Surprisingly, the vaccine combination in which the first dose was only half strength was 90 percent effective at preventing Covid-19 in the clinical trial. In contrast, the combination of two full-dose shots led to just 62 percent efficacy. The researchers speculate that the lower first dose did a better job of mimicking the experience of an infection, promoting a stronger immune response when the second dose was administered.






Second dose

28 days later

Second dose

28 days later

Second dose

28 days later


Because the vaccine is so new, researchers don’t know how long its protection might last. It’s possible that in the months after vaccination, the number of antibodies and killer T-cells will drop. But the immune system also contains special cells called memory B-cells and memory T-cells that might retain information about the coronavirus for years or even decades.

For more about the vaccine, see AstraZeneca’s Covid Vaccine: What You Need to Know.

Vaccine Timeline

January, 2020 Researchers at the University of Oxford’s Jenner Institute begin work on a coronavirus vaccine.

March 27 Oxford researchers begin screening volunteers for a human trial.

April 23 Oxford begins a Phase 1/2 trial in Britain.



A vial of the Oxford-AstraZeneca vaccine.John Cairns/University of Oxford/Agence France-Presse

April 30 Oxford partners with AstraZeneca to develop, manufacture and distribute the vaccine.

May 21 The U.S. government pledges up to $1.2 billion to help fund AstraZeneca’s development and manufacturing of the vaccine.

May 28 A Phase 2/3 trial of the vaccine begins in Britain. Some of the volunteers accidentally receive half of the intended dose.

June 23 A Phase 3 trial begins in Brazil.

June 28 A Phase 1/2 study begins in South Africa.

July 30 A paper in Nature shows the vaccine appears safe in animals and seems to prevent pneumonia.

Aug. 18 A Phase 3 trial of the vaccine begins in the United States, with 40,000 participants.

Sept. 6 Human trials are put on hold around the world after a suspected adverse reaction in a British volunteer. Neither AstraZeneca nor Oxford announce the pause.

Sept. 8 The news about paused trials becomes public.

Sept. 12 The clinical trial resumes in the U.K. but remains paused in the United States.



A syringe of the vaccine at a trial site in Britain.Andrew Testa for the New York Times

Oct. 23 After investigation, the Food and Drug Administration allows the Phase 3 clinical trial to continue in the United States.

Nov. 23 AstraZeneca announces clinical trial data that shows an initial half dose of the vaccine appears more effective than a full dose.

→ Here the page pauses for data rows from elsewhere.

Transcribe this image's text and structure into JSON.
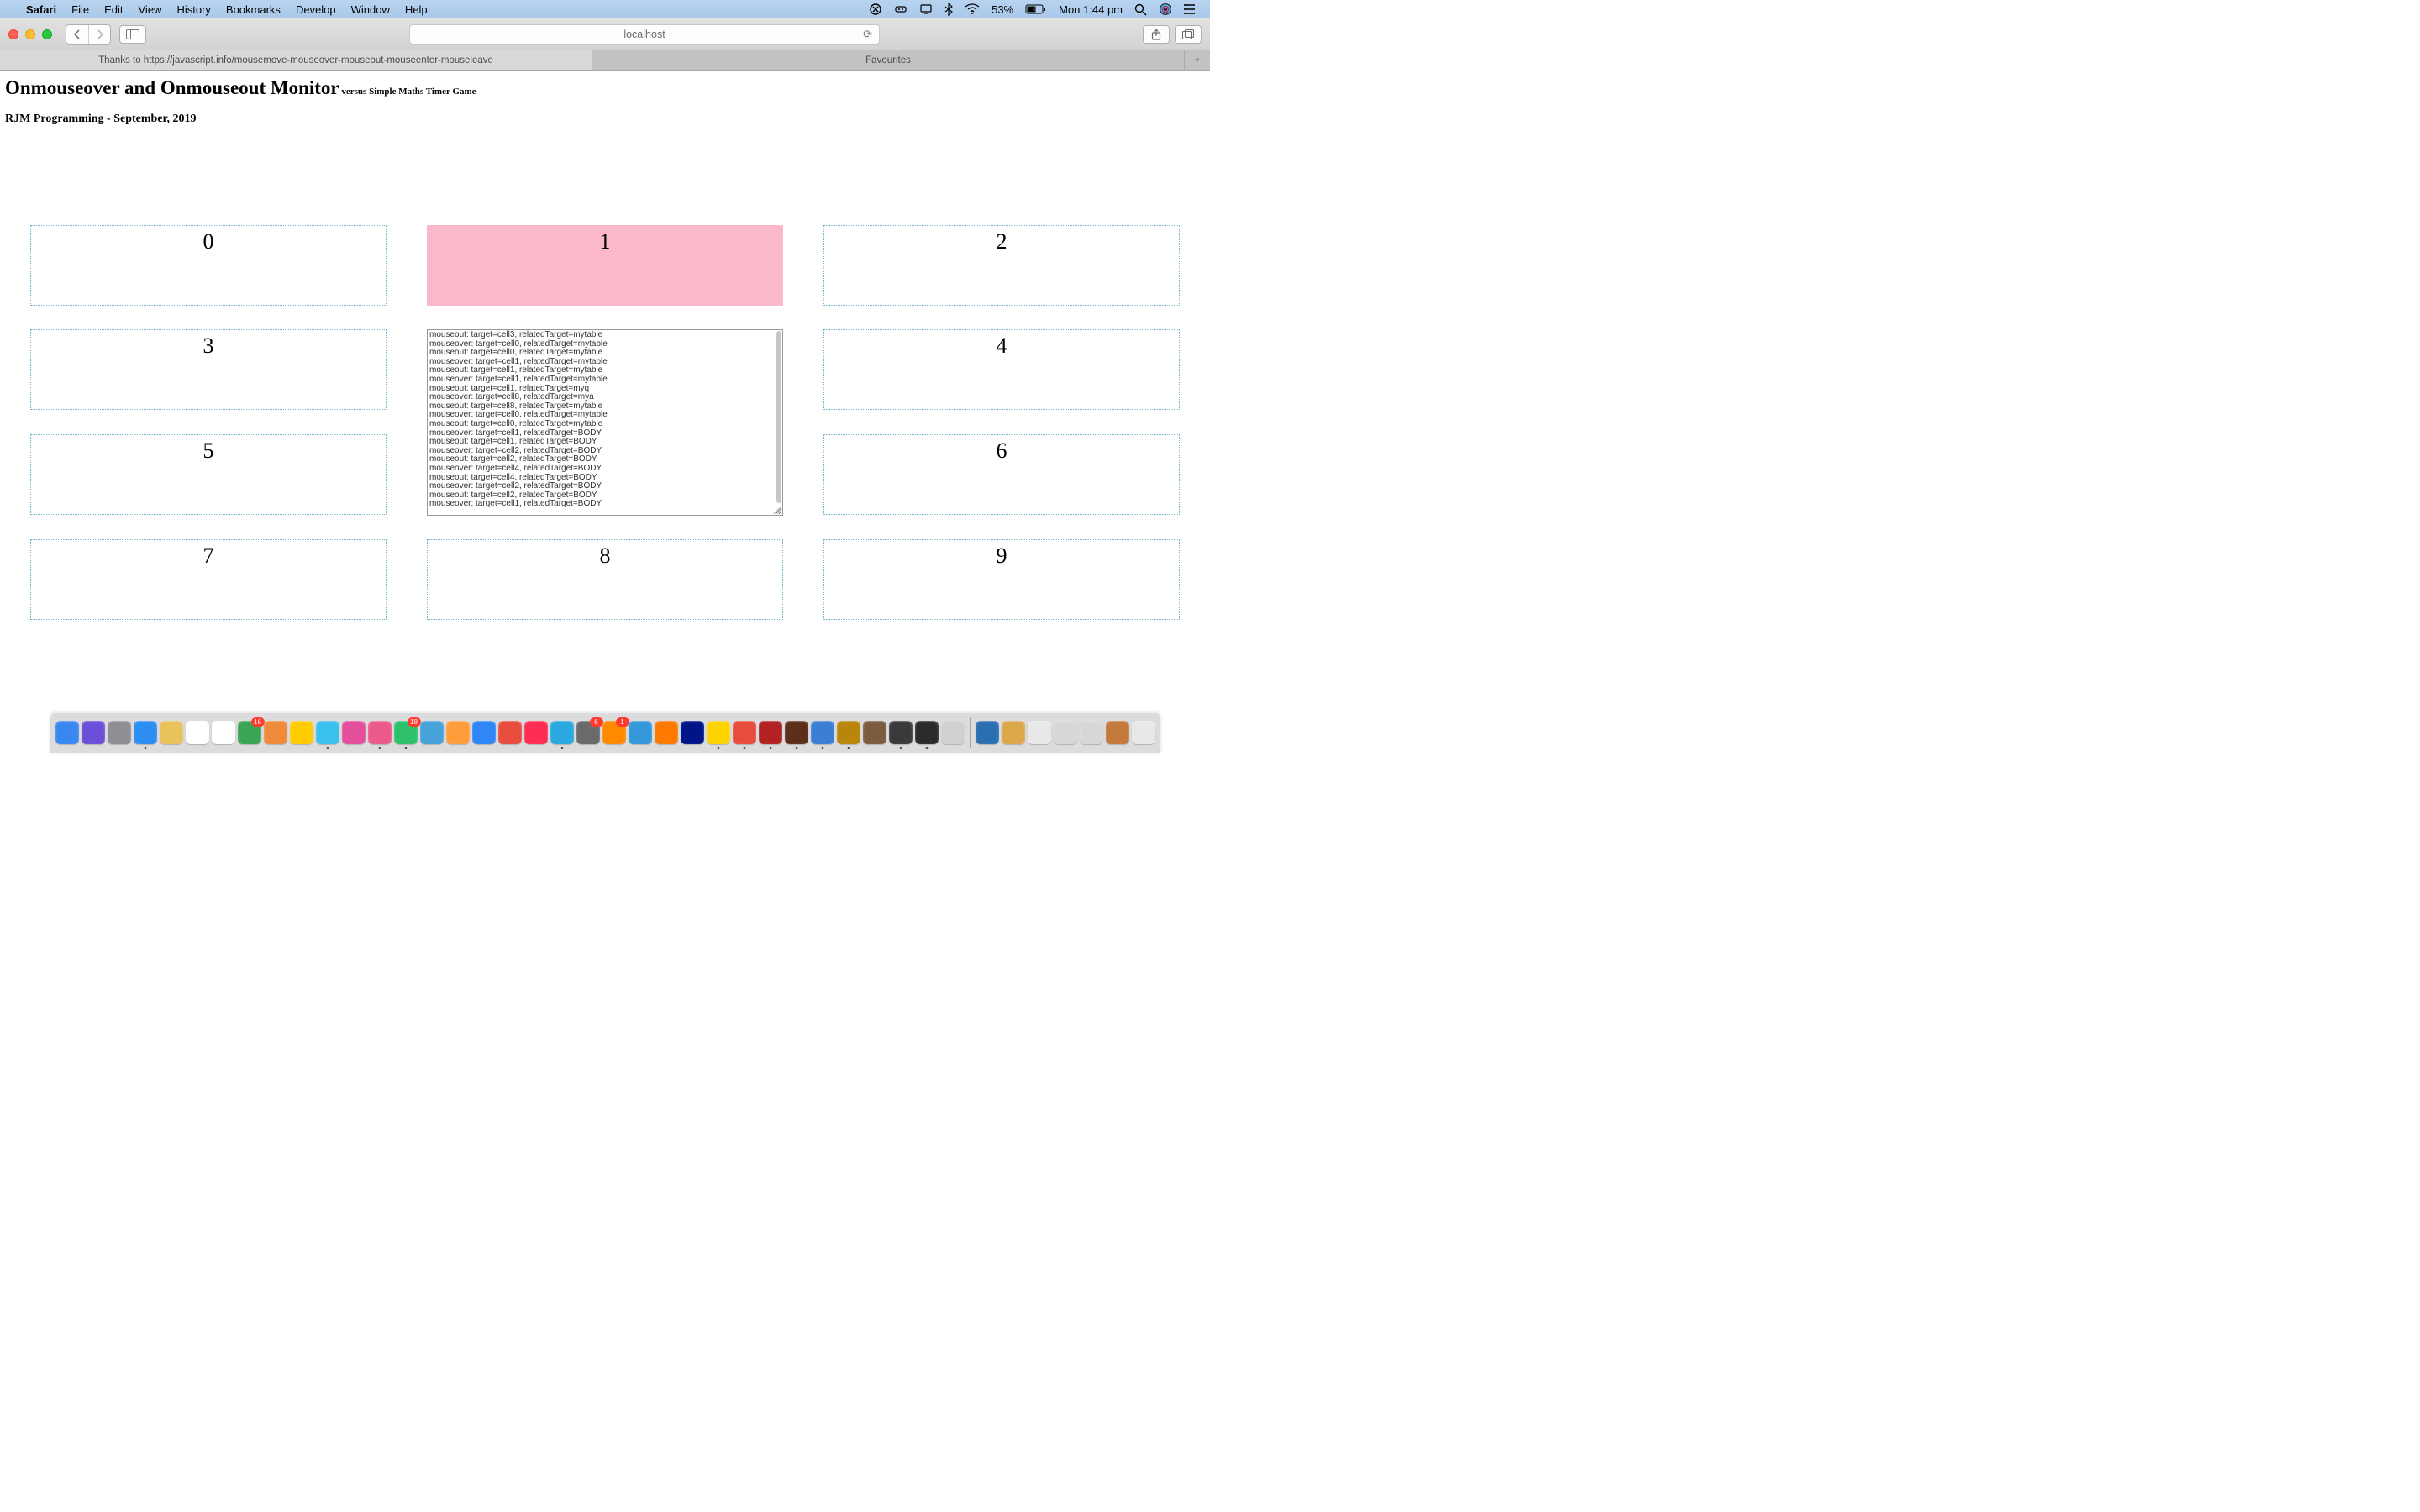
{
  "menubar": {
    "apple": "",
    "app": "Safari",
    "items": [
      "File",
      "Edit",
      "View",
      "History",
      "Bookmarks",
      "Develop",
      "Window",
      "Help"
    ],
    "battery": "53%",
    "clock": "Mon 1:44 pm"
  },
  "toolbar": {
    "url": "localhost"
  },
  "tabs": {
    "active": "Thanks to https://javascript.info/mousemove-mouseover-mouseout-mouseenter-mouseleave",
    "inactive": "Favourites"
  },
  "page": {
    "title": "Onmouseover and Onmouseout Monitor",
    "subtitle": " versus Simple Maths Timer Game",
    "byline": "RJM Programming - September, 2019"
  },
  "cells": {
    "c0": "0",
    "c1": "1",
    "c2": "2",
    "c3": "3",
    "c4": "4",
    "c5": "5",
    "c6": "6",
    "c7": "7",
    "c8": "8",
    "c9": "9"
  },
  "log": [
    "mouseout:  target=cell3,  relatedTarget=mytable",
    "mouseover: target=cell0,  relatedTarget=mytable",
    "mouseout:  target=cell0,  relatedTarget=mytable",
    "mouseover: target=cell1,  relatedTarget=mytable",
    "mouseout:  target=cell1,  relatedTarget=mytable",
    "mouseover: target=cell1,  relatedTarget=mytable",
    "mouseout:  target=cell1,  relatedTarget=myq",
    "mouseover: target=cell8,  relatedTarget=mya",
    "mouseout:  target=cell8,  relatedTarget=mytable",
    "mouseover: target=cell0,  relatedTarget=mytable",
    "mouseout:  target=cell0,  relatedTarget=mytable",
    "mouseover: target=cell1,  relatedTarget=BODY",
    "mouseout:  target=cell1,  relatedTarget=BODY",
    "mouseover: target=cell2,  relatedTarget=BODY",
    "mouseout:  target=cell2,  relatedTarget=BODY",
    "mouseover: target=cell4,  relatedTarget=BODY",
    "mouseout:  target=cell4,  relatedTarget=BODY",
    "mouseover: target=cell2,  relatedTarget=BODY",
    "mouseout:  target=cell2,  relatedTarget=BODY",
    "mouseover: target=cell1,  relatedTarget=BODY"
  ],
  "dock_colors": [
    "#3b87f0",
    "#6b4fd8",
    "#8e8e93",
    "#2b8ef0",
    "#e8c25a",
    "#fff",
    "#fff",
    "#3aa655",
    "#f08b3b",
    "#ffcc00",
    "#39c0ed",
    "#e34f9a",
    "#ec5a8a",
    "#2ec16a",
    "#46a2da",
    "#ff9d3b",
    "#2f86f5",
    "#e74c3c",
    "#ff2d55",
    "#2aa8e0",
    "#6a6a6a",
    "#ff8a00",
    "#3498db",
    "#ff7a00",
    "#001489",
    "#ffd400",
    "#e74c3c",
    "#b22222",
    "#5d2f1a",
    "#3a7fd5",
    "#b8860b",
    "#7b5c3e",
    "#3a3a3a",
    "#2b2b2b",
    "#d0d0d0"
  ],
  "dock_right": [
    "#2b6fb3",
    "#dca84a",
    "#e8e8e8",
    "#d7d7d7",
    "#d7d7d7",
    "#c47a3d",
    "#e8e8e8"
  ]
}
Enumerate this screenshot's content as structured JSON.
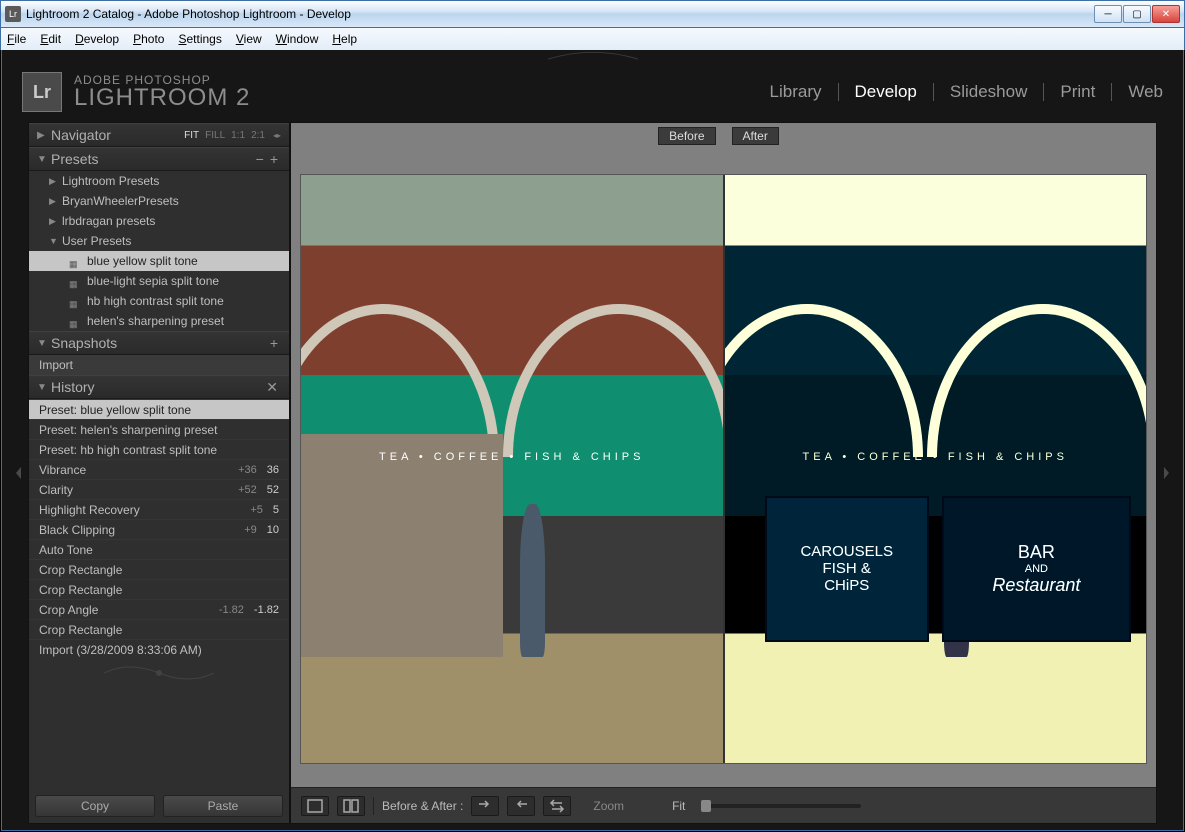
{
  "window": {
    "title": "Lightroom 2 Catalog - Adobe Photoshop Lightroom - Develop",
    "app_icon_label": "Lr"
  },
  "menubar": [
    "File",
    "Edit",
    "Develop",
    "Photo",
    "Settings",
    "View",
    "Window",
    "Help"
  ],
  "brand": {
    "logo": "Lr",
    "line1": "ADOBE PHOTOSHOP",
    "line2": "LIGHTROOM 2"
  },
  "modules": [
    {
      "label": "Library",
      "active": false
    },
    {
      "label": "Develop",
      "active": true
    },
    {
      "label": "Slideshow",
      "active": false
    },
    {
      "label": "Print",
      "active": false
    },
    {
      "label": "Web",
      "active": false
    }
  ],
  "navigator": {
    "title": "Navigator",
    "opts": [
      "FIT",
      "FILL",
      "1:1",
      "2:1"
    ],
    "selected": "FIT"
  },
  "presets": {
    "title": "Presets",
    "folders": [
      {
        "label": "Lightroom Presets",
        "open": false,
        "children": []
      },
      {
        "label": "BryanWheelerPresets",
        "open": false,
        "children": []
      },
      {
        "label": "lrbdragan presets",
        "open": false,
        "children": []
      },
      {
        "label": "User Presets",
        "open": true,
        "children": [
          {
            "label": "blue yellow split tone",
            "selected": true
          },
          {
            "label": "blue-light sepia split tone",
            "selected": false
          },
          {
            "label": "hb high contrast split tone",
            "selected": false
          },
          {
            "label": "helen's sharpening preset",
            "selected": false
          }
        ]
      }
    ]
  },
  "snapshots": {
    "title": "Snapshots",
    "items": [
      "Import"
    ]
  },
  "history": {
    "title": "History",
    "steps": [
      {
        "label": "Preset: blue yellow split tone",
        "selected": true
      },
      {
        "label": "Preset: helen's sharpening preset"
      },
      {
        "label": "Preset: hb high contrast split tone"
      },
      {
        "label": "Vibrance",
        "delta": "+36",
        "value": "36"
      },
      {
        "label": "Clarity",
        "delta": "+52",
        "value": "52"
      },
      {
        "label": "Highlight Recovery",
        "delta": "+5",
        "value": "5"
      },
      {
        "label": "Black Clipping",
        "delta": "+9",
        "value": "10"
      },
      {
        "label": "Auto Tone"
      },
      {
        "label": "Crop Rectangle"
      },
      {
        "label": "Crop Rectangle"
      },
      {
        "label": "Crop Angle",
        "delta": "-1.82",
        "value": "-1.82"
      },
      {
        "label": "Crop Rectangle"
      },
      {
        "label": "Import (3/28/2009 8:33:06 AM)"
      }
    ]
  },
  "left_buttons": {
    "copy": "Copy",
    "paste": "Paste"
  },
  "compare": {
    "before": "Before",
    "after": "After"
  },
  "photo_signs": {
    "storetext": "TEA   •   COFFEE   •   FISH & CHIPS",
    "sign1_l1": "CAROUSELS",
    "sign1_l2": "FISH &",
    "sign1_l3": "CHiPS",
    "sign2_l1": "BAR",
    "sign2_l2": "AND",
    "sign2_l3": "Restaurant"
  },
  "toolbar": {
    "ba_label": "Before & After :",
    "zoom_label": "Zoom",
    "fit_label": "Fit"
  }
}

But irregularities and omissions prompt many questions about the results.



Prime Minister Boris Johnson of Britain holds a vial of the vaccine.Pool photo by Paul Ellis

Dec. 7 The Serum Institute of India announces that it has applied to the Indian government for emergency use authorization of the vaccine, known as Covishield in India.

Dec. 8 Oxford and AstraZeneca publish the first scientific paper on a Phase 3 clinical trial of a coronavirus vaccine.

Dec. 11 AstraZeneca announces that it will collaborate with the Russian creators of the Sputnik V vaccine, which is also made from adenoviruses.

2021 The company expects to produce up to two billion doses next year. Each vaccinated person will require two doses, at an expected price of $3 to $4 per dose.


Sources: National Center for Biotechnology Information; Nature; Lynda Coughlan, University of Maryland School of Medicine.

Tracking the Coronavirus


If the article suppose to have a video or a photo gallery and it does not appear on your screen, please Click Here

2020-12-19 01:02:17 – Source: nytimes.com